This morning we woke up and went down for breakfast in the hotel. The employees did not have the food ready yet, which I am beginning to realize is a trend. Everything here runs on “India Time,” which is much more chill than “American Time.” Our host, Paul played guitar and we sang some worship songs while we waited for the food to be ready. It was a beautiful way to start the day.
After we ate, we loaded up in the bus and drove to a super fancy hotel, Royal Reve, for a meeting of the Blossoms Network, an organization uniting different organizations to care for children in need. They are based in Hyderabad and are incredibly well-organized. What a cool idea to unite together to meet all of the kids’ needs!
At the hotel we met in the Gold Room, which featured white clothed tablecloths and covered chairs. The fanciness of the hotel stood in stark contrast to the rubble and trash-covered streets just outside the doors. I always have a really hard time seeing the disparity between wealth and poverty. Back home, it’s always hard to drive from Newark into my town because there is such a visible difference between the two.
After waiting awhile (India Time again, hehe), the meeting began with worship led by Paul and our song team. It was so neat to be able to worship with people in a different country. The Holy Spirit definitely showed up as we sang songs like Yeshu Tera Naam and Trading My Sorrows. One of the Indian ladies led the motions for us all. It was so much fun to sing, "Yes, Lord. Yes, Lord. Yes, Yes, Lord!"

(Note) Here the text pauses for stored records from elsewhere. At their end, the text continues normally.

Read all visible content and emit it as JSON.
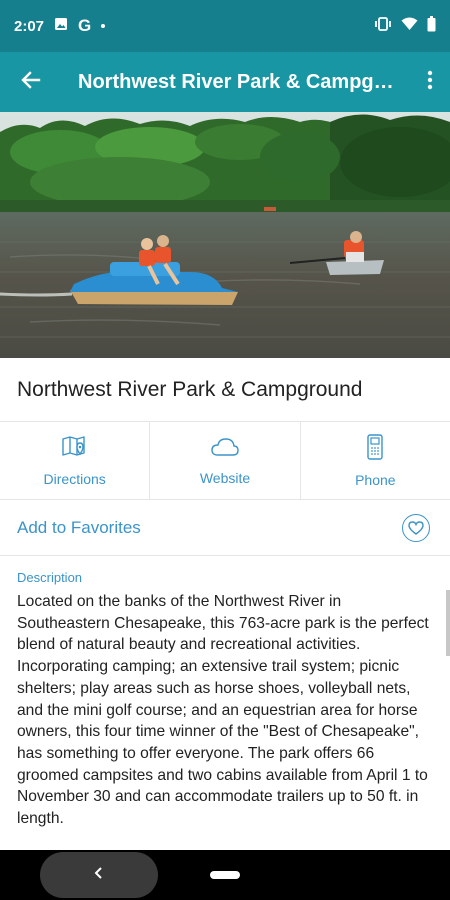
{
  "status_bar": {
    "time": "2:07",
    "g_letter": "G",
    "icons": [
      "image-icon",
      "google-icon",
      "notification-dot",
      "vibrate-icon",
      "wifi-icon",
      "battery-icon"
    ]
  },
  "app_bar": {
    "title": "Northwest River Park & Campground",
    "icons": [
      "back-arrow-icon",
      "more-vert-icon"
    ]
  },
  "hero_image": {
    "subject": "pedal boat and rowboat on a river with tree line"
  },
  "place": {
    "title": "Northwest River Park & Campground"
  },
  "actions": [
    {
      "label": "Directions",
      "icon": "map-icon"
    },
    {
      "label": "Website",
      "icon": "cloud-icon"
    },
    {
      "label": "Phone",
      "icon": "phone-icon"
    }
  ],
  "favorites": {
    "label": "Add to Favorites",
    "icon": "heart-icon"
  },
  "description": {
    "label": "Description",
    "text": "Located on the banks of the Northwest River in Southeastern Chesapeake, this 763-acre park is the perfect blend of natural beauty and recreational activities. Incorporating camping; an extensive trail system; picnic shelters; play areas such as horse shoes, volleyball nets, and the mini golf course; and an equestrian area for horse owners, this four time winner of the \"Best of Chesapeake\", has something to offer everyone. The park offers 66 groomed campsites and two cabins available from April 1 to November 30 and can accommodate trailers up to 50 ft. in length."
  },
  "colors": {
    "status_bar": "#167f8d",
    "app_bar": "#1896a3",
    "accent": "#3b94c9"
  }
}
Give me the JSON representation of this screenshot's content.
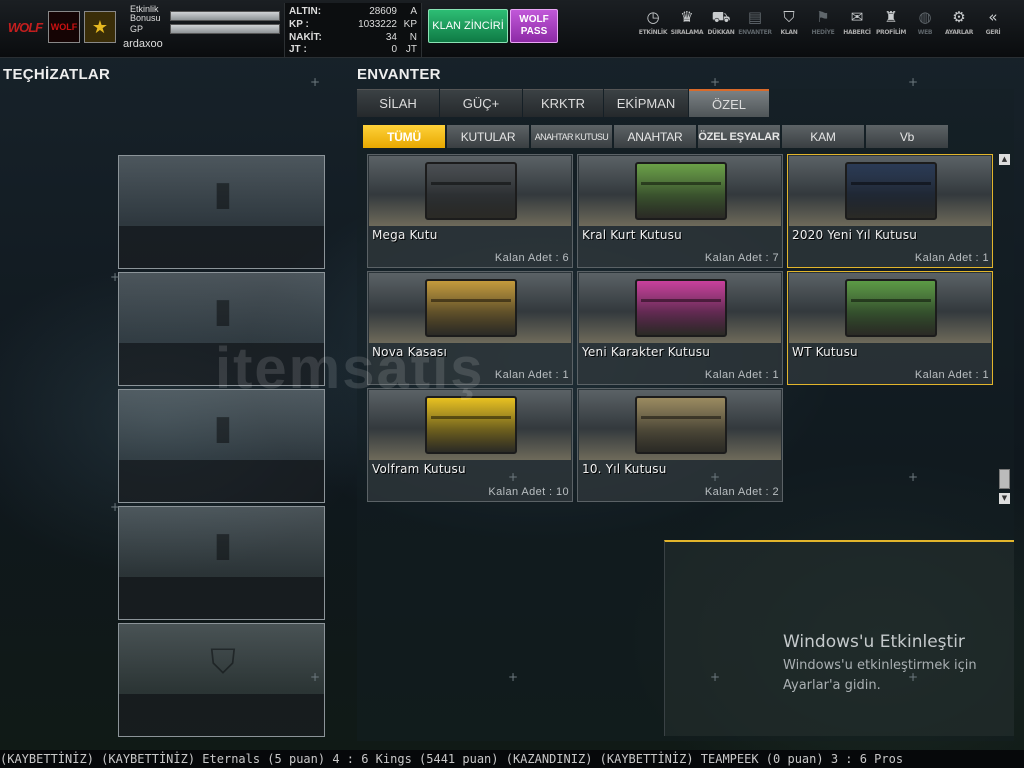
{
  "topbar": {
    "logo_text": "WOLF",
    "clan_text": "WOLF",
    "rank_symbol": "★",
    "player": {
      "event_bonus_label": "Etkinlik Bonusu",
      "gp_label": "GP",
      "name": "ardaxoo"
    },
    "currency": [
      {
        "label": "ALTIN:",
        "value": "28609",
        "unit": "A"
      },
      {
        "label": "KP   :",
        "value": "1033222",
        "unit": "KP"
      },
      {
        "label": "NAKİT:",
        "value": "34",
        "unit": "N"
      },
      {
        "label": "JT   :",
        "value": "0",
        "unit": "JT"
      }
    ],
    "klan_button": "KLAN ZİNCİRİ",
    "wolf_pass_button": "WOLF PASS",
    "nav": [
      {
        "icon": "clock-icon",
        "glyph": "◷",
        "label": "ETKİNLİK",
        "enabled": true
      },
      {
        "icon": "medal-icon",
        "glyph": "♛",
        "label": "SIRALAMA",
        "enabled": true
      },
      {
        "icon": "cart-icon",
        "glyph": "⛟",
        "label": "DÜKKAN",
        "enabled": true
      },
      {
        "icon": "film-icon",
        "glyph": "▤",
        "label": "ENVANTER",
        "enabled": false
      },
      {
        "icon": "shield-icon",
        "glyph": "⛉",
        "label": "KLAN",
        "enabled": true
      },
      {
        "icon": "gift-icon",
        "glyph": "⚑",
        "label": "HEDİYE",
        "enabled": false
      },
      {
        "icon": "megaphone-icon",
        "glyph": "✉",
        "label": "HABERCİ",
        "enabled": true
      },
      {
        "icon": "user-icon",
        "glyph": "♜",
        "label": "PROFİLİM",
        "enabled": true
      },
      {
        "icon": "globe-icon",
        "glyph": "◍",
        "label": "WEB",
        "enabled": false
      },
      {
        "icon": "gear-icon",
        "glyph": "⚙",
        "label": "AYARLAR",
        "enabled": true
      },
      {
        "icon": "back-icon",
        "glyph": "«",
        "label": "GERİ",
        "enabled": true
      }
    ]
  },
  "left": {
    "title": "TEÇHİZATLAR",
    "slot_icons": [
      {
        "icon": "spray-icon",
        "glyph": "▮"
      },
      {
        "icon": "spray-icon",
        "glyph": "▮"
      },
      {
        "icon": "spray-icon",
        "glyph": "▮"
      },
      {
        "icon": "spray-icon",
        "glyph": "▮"
      },
      {
        "icon": "shield-icon",
        "glyph": "⛉"
      }
    ]
  },
  "inventory": {
    "title": "ENVANTER",
    "tabs": [
      "SİLAH",
      "GÜÇ+",
      "KRKTR",
      "EKİPMAN",
      "ÖZEL"
    ],
    "active_tab": "ÖZEL",
    "subtabs": [
      "TÜMÜ",
      "KUTULAR",
      "ANAHTAR KUTUSU",
      "ANAHTAR",
      "ÖZEL EŞYALAR",
      "KAM",
      "Vb"
    ],
    "active_subtab": "TÜMÜ",
    "items": [
      {
        "name": "Mega Kutu",
        "qty": "Kalan Adet : 6",
        "color": "#4a4e52",
        "selected": false
      },
      {
        "name": "Kral Kurt Kutusu",
        "qty": "Kalan Adet : 7",
        "color": "#6aa047",
        "selected": false
      },
      {
        "name": "2020 Yeni Yıl Kutusu",
        "qty": "Kalan Adet : 1",
        "color": "#2a3a55",
        "selected": true
      },
      {
        "name": "Nova Kasası",
        "qty": "Kalan Adet : 1",
        "color": "#c39a3c",
        "selected": false
      },
      {
        "name": "Yeni Karakter Kutusu",
        "qty": "Kalan Adet : 1",
        "color": "#c8409c",
        "selected": false
      },
      {
        "name": "WT Kutusu",
        "qty": "Kalan Adet : 1",
        "color": "#5c9a45",
        "selected": true
      },
      {
        "name": "Volfram Kutusu",
        "qty": "Kalan Adet : 10",
        "color": "#e8c120",
        "selected": false
      },
      {
        "name": "10. Yıl Kutusu",
        "qty": "Kalan Adet : 2",
        "color": "#9a8a60",
        "selected": false
      }
    ]
  },
  "overlay": {
    "watermark": "itemsatış",
    "windows_title": "Windows'u Etkinleştir",
    "windows_line1": "Windows'u etkinleştirmek için",
    "windows_line2": "Ayarlar'a gidin."
  },
  "ticker": " (KAYBETTİNİZ)    (KAYBETTİNİZ) Eternals (5 puan) 4 : 6 Kings (5441 puan) (KAZANDINIZ)      (KAYBETTİNİZ) TEAMPEEK (0 puan) 3 : 6 Pros"
}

At the end of worship, Paul spontaneously shared his testimony. I was shocked to hear that he almost died at 4 years-old after drinking a whole bottle of kerosene during a game of “Doctor” with his brother. Paul was in a coma for days, but his dad wouldn’t give up on him. He miraculously lived and then later got into break dancing. He faced some serious trouble (we don’t know what) and attempted suicide twice before accepting Christ. He explained that a woman had been diligently praying for him. Now, Paul is a faithful, generous servant of the Lord. In just two weeks’ time he became one of my chief role models of what a true Christ follower looks like. What an amazing example of the transforming power of the Holy Spirit!
When the actually meeting began, the leaders’ presentations convicted me about the things I do that either intentionally or unintentionally offend and/or hinder children from coming to Christ. This could be anything from not really listening to them when they talk to being overly harsh when disciplining them etc.
After a huge and tasty meal at Paradise Restaurant, we were all excited to head to the first children’s home. On the way, we saw the first slum homes that we had seen. It was a bit surreal to realize that people really live on the side of the road in tarp tents. Another interesting moment was when Paul told all of us to close the bus curtains because there had been riots in the area. Apparently, nationals like to take advantage of white people to get more attention for their causes, so we had to lay low.
While at the children’s home, I was overcome with joy as the kids introduced themselves, sang to us and with us, and recited verses. When we did the Jonah craft, I had fun helping the kids color their chepas (fish) and then having them bite my finger with the finished craft.
|Raju's smile stole my heart!|
Later, we played hand-clapping games for literally 2 hours! We did “Down By the Banks of the Hanky Panky,” counting to 10 in English and Telegu, ABC’s in English and Telegu, and then learned a new game called “7 Up.” I loved seeing the kids and everyone else laugh uproariously as we all messed up at “7 Up..” To play the game, you have to put one of your arms across your chest and say a number 1-6 in order. The direction your arm points indicates who goes next. On 7, you have to put one hand on your head and say “7 up.” Play went in a circle. The kids laughed so hard when we Americans kept messing up!
Though we had a blast today and I can see the love the children have and receive, I still wonder what emotions and fears they are battling. I hope to hear more of their stories.